At the bottom of the tower I purchased a necklace with a rooster on it from a local artisan.  The brightly painted rooster can be seen all over Portugal, any one who’s ever been to a Nando’s will recognize it.  The abridged version of the story goes: a Portuguese man was wrongly accused of a crime and sentenced to death.  Hours before being sent to be hanged he had a prophecy and stated that if the (dead) rooster the judge was to have for dinner crowed three times, he was not guilty.  As it happened the rooster did crow and the man was set free!  As I still had some time before catching my flight to Spain I also did a bit of shopping at Zara, ironic as it’s a Spanish brand and I purchased nothing in Spain.

I was lucky to consult many of the Spanish friends about my trip to Porto.  I was given a few desert recommendations and given my sweet tooth couldn’t resist trying them.  I grabbed Bolo de Arroz and Pastel de Belém from a little bakery on my way back to my AirBnb to drop of my keys and grab my suitcase, before heading to the Porto airport.  The Bolo de Arroz is basically a little cake made of rice, which I enjoyed.  I’ve had pastel de bélem before, I believe a Portuguese co-worker brought them in once.
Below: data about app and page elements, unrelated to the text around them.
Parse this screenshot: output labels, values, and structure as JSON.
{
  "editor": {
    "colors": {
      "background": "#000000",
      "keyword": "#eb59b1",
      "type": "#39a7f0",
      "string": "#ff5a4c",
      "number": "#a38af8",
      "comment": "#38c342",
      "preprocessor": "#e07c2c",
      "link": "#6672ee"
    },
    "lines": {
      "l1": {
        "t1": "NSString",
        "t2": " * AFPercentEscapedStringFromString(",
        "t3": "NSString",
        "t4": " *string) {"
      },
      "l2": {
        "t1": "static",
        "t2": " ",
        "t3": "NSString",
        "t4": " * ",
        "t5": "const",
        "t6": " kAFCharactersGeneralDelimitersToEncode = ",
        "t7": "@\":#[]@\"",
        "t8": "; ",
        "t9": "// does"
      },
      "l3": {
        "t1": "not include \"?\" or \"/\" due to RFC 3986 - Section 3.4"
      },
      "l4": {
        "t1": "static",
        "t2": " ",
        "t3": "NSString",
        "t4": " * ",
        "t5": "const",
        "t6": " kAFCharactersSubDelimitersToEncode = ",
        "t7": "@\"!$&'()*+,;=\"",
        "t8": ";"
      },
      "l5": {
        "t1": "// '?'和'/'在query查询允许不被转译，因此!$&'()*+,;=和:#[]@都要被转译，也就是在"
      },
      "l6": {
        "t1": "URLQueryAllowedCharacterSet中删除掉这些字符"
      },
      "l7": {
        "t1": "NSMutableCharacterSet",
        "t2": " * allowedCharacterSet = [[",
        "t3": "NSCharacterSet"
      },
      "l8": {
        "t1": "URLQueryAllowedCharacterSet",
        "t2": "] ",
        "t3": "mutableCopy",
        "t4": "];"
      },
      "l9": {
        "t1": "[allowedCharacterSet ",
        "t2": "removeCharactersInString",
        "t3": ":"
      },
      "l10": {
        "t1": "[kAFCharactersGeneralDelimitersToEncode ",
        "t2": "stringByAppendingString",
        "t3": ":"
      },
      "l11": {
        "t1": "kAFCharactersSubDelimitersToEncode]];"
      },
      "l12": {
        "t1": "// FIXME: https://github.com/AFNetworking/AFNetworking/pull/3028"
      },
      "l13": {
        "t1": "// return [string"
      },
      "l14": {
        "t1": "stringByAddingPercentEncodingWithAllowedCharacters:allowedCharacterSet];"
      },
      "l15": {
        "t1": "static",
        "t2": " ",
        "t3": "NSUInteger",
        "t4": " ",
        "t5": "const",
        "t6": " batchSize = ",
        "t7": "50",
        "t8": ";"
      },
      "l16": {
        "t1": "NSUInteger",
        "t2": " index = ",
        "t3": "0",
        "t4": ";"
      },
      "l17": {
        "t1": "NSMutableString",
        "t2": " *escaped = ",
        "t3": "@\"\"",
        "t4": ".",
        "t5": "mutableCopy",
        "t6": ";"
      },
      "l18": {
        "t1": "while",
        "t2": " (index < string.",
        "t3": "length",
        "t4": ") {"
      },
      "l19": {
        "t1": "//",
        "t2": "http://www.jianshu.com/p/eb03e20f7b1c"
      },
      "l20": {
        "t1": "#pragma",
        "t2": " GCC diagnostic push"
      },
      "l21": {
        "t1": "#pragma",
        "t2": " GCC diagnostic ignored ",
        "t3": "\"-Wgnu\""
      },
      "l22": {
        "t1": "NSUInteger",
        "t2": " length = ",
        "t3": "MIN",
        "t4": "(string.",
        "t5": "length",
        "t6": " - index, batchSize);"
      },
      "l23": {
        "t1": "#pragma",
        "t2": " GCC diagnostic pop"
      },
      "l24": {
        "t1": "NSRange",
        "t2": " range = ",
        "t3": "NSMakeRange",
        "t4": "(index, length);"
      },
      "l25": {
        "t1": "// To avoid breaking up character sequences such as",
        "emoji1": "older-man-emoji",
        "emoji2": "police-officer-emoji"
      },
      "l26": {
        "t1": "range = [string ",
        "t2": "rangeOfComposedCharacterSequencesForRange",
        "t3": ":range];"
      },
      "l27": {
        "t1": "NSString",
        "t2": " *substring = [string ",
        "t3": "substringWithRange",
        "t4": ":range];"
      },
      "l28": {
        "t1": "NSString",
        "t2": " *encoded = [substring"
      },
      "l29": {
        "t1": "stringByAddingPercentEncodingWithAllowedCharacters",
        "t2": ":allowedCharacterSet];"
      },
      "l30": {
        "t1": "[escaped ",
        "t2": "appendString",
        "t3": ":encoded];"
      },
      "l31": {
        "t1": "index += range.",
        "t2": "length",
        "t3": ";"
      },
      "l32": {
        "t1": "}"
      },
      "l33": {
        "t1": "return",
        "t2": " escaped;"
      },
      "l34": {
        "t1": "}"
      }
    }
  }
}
I then trod off to the metro to catch a fight back to Madrid, where my fight to Canada would leave from the next morning.  As I had only been on the metro once before in Porto, I figured it would be just as simple to return to the airport and I caught the first train I saw, which seemed to be heading in the direction I wanted to go.  However, I realized I had boarded an express train, which ceased making stops before I had to make my transfer.  I asked a young highschooler if the train would stop where I needed to make my connection and he seemed quite confident that it would.  However, when it didn’t he also didn’t seem to alarmed.  A woman with two babies made note of my confusion and made attempts to direct me on how to back track.  She ushered me off the train at her stop and explained how to get to the airport with many hand gestures and what English she knew.  I even tried asking her if she knew any French, as I know no Portuguese and very little Spanish.  Eventually she insisted that she drive me to the airport!  I felt awful, having this young mother, her two babies and her mother pack me into their little car and take me to the Porto airport.  Though, not wanting to miss my flight, I conceded.  The only thing I could do was uttered the same and only Portuguese word I had (gratefully) picked up earlier that day “Obrigada!  Obrigada!” (thank you).  I was truly overwhelmed by the kindness of strangers.  I’ll be sure to return to Portugal in the future, it’s one of the loveliest places I’ve been.